====== EXTRACTED DATA ======
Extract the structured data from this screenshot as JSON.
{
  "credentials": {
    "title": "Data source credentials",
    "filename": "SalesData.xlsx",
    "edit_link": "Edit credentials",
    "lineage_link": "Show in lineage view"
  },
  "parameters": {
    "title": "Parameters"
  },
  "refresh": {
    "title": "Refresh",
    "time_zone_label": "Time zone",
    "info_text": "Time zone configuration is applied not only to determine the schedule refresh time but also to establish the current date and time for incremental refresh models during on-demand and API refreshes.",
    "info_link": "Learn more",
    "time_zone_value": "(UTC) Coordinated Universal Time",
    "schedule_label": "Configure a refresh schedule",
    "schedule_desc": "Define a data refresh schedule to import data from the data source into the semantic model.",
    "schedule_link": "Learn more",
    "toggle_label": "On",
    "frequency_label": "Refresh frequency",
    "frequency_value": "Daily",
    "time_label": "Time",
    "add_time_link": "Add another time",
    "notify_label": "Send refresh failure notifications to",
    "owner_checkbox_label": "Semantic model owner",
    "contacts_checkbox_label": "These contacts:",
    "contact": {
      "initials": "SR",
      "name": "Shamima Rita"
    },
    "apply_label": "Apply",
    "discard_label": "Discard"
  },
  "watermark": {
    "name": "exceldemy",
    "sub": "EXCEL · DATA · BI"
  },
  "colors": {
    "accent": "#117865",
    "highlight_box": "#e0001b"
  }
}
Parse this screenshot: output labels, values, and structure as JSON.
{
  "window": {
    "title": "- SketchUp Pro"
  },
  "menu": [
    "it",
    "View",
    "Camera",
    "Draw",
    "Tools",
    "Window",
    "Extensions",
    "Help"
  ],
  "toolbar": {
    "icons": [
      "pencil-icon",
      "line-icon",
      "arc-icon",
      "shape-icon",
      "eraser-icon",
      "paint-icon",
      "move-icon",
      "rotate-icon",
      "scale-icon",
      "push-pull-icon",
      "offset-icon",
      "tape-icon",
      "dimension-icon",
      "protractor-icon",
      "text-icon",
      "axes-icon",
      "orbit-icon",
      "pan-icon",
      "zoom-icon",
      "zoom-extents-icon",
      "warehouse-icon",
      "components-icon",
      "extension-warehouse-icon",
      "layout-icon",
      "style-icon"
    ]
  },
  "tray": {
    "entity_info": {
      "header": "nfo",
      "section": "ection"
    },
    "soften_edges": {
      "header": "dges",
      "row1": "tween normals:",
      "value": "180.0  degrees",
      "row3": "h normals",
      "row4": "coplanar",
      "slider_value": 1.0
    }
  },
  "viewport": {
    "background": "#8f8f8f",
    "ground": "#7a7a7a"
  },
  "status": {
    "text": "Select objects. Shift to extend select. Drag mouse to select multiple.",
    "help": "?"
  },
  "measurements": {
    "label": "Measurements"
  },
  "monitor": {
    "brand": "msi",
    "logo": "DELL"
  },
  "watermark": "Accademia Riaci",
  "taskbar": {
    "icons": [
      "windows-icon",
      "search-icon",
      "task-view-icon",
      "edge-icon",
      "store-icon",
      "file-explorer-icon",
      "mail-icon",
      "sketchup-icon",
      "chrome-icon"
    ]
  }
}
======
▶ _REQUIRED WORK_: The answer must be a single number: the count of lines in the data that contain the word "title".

▶ _WRITTEN ANSWER_: 4